I grew up on a farm and was always interested in what was in the water in the ponds, rivers and swampy areas. I also loved going to the coast and learning more about what lived in the ocean. I liked being outdoors and doing field work and focused on science in high...
Each expert will answer questions during the race. Click here to submit yours!
Dr. Ambrose Jearld, Jr.
National Marine Fisheries Service
I was born in Annapolis, Maryland, but grew up on my family’s farm in Orrum, North Carolina. As an only child I had a lot of time to explore nature and the environment around me, from the farm animals to swamps and woodlands. Three of my uncles had gone to college to pursue agricultural degrees, and several of my aunts were elementary and high school teachers. I returned to Annapolis to attend Wiley H. Bates High School, where my interest in science really became a major focus in my life. My high school biology teacher, Miss Mamie H. Glenn, made everything exciting and fun, yet she had high expectations for her students. My Boy Scout leader, Mr. Dallas G. Pace, who was also my chemistry teacher, was also a major influence. At that time in the U.S. it was all about space exploration. Science became the career path for many students, including me.
I attended what is now the University of Maryland Eastern Shore (UMES) knowing I wanted to be a biology major. I didn’t change my mind. I worked as a lab assistant in the biology department and helped faculty with their research projects, from washing dishes to setting up petri dishes for experiments.
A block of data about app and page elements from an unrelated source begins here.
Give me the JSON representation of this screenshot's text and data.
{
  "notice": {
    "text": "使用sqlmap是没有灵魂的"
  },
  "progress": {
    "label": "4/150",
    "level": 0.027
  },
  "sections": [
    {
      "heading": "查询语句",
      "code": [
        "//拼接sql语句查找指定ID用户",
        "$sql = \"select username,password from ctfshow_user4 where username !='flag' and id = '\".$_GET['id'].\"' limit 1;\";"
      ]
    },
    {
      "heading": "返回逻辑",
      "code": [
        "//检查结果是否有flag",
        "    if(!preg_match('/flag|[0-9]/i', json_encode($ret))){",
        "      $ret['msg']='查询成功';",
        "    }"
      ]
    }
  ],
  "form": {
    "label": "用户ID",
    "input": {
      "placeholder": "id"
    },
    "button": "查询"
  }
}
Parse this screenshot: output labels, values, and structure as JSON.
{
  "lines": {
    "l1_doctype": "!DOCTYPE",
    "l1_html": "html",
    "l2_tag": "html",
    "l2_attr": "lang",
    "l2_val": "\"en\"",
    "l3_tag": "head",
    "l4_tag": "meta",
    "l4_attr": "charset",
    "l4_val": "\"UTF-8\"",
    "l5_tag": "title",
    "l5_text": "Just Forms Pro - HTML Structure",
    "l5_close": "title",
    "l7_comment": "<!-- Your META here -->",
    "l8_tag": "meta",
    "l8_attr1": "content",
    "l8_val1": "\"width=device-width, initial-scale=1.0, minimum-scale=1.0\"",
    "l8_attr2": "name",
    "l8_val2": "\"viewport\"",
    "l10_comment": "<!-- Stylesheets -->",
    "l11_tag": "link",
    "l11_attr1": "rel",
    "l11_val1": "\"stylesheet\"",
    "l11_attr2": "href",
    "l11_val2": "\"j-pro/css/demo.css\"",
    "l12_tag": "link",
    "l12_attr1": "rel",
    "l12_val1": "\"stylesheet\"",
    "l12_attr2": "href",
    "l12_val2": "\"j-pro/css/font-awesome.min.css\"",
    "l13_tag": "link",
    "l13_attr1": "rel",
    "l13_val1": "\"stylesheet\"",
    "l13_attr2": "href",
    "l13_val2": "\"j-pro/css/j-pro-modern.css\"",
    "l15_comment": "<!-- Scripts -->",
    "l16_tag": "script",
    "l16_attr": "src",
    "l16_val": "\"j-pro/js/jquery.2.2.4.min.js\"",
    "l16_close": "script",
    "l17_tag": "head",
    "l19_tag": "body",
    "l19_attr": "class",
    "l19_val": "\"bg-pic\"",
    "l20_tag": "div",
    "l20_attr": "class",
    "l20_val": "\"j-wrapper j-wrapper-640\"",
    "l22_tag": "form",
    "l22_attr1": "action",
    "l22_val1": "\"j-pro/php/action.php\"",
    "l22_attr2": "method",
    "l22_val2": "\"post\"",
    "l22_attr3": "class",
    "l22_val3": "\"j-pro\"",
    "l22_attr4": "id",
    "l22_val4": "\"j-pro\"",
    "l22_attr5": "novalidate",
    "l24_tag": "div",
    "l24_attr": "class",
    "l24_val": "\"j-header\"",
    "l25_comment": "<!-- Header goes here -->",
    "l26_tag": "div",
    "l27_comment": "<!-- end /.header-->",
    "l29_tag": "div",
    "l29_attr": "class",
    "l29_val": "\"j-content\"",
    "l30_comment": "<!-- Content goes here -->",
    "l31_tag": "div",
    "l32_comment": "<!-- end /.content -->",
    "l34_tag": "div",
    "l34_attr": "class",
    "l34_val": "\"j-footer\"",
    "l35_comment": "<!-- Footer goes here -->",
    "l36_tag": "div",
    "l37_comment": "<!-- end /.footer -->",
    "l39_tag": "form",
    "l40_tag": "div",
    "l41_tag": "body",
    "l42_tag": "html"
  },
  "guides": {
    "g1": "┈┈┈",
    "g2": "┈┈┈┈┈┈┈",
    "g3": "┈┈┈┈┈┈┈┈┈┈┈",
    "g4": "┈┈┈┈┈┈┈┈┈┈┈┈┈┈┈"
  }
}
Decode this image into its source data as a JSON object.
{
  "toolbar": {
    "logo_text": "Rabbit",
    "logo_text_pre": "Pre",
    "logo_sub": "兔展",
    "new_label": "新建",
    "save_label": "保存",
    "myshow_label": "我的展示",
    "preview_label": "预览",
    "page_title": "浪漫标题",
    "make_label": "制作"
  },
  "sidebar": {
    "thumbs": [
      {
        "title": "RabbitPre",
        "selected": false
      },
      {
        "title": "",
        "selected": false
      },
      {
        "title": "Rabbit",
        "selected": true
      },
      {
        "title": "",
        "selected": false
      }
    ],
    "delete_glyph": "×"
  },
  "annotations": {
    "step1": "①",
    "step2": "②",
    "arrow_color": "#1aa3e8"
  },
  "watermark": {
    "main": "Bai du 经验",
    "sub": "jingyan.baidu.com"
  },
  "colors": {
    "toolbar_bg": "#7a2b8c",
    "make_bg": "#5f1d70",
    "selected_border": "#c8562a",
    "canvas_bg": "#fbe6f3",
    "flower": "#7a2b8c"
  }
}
I took an ecology course, which wasn’t a popular subject back then, and together with all the other science courses I gained a broad science perspective. Dr. Marion A. Richard Myles, a plant physiologist, conducted research on germinating and root-tip elongation of fava bean under various conditions. She had confidence in me, and allowed me tremendous independence to be involved in her research and to see how data was collected and analyzed. It wasn’t until graduate school that I really appreciated that experience. I graduated in 1965 with a degree in biology and a minor in chemistry.
After two years working as a chemist in industry, I received a call from a former UMES professor to talk with a professor at Oklahoma State University. I did, and was lucky to receive a fully paid research assistantship in the newly established cooperative fishery unit at OSU, where I received a master’s degree in 1970 and Ph.D. in zoology in 1975. Since 1978 I have been a fishery biologist at the Woods Hole Laboratory of NOAA’s Northeast Fisheries Science Center, and currently serve as Director of Academic Programs.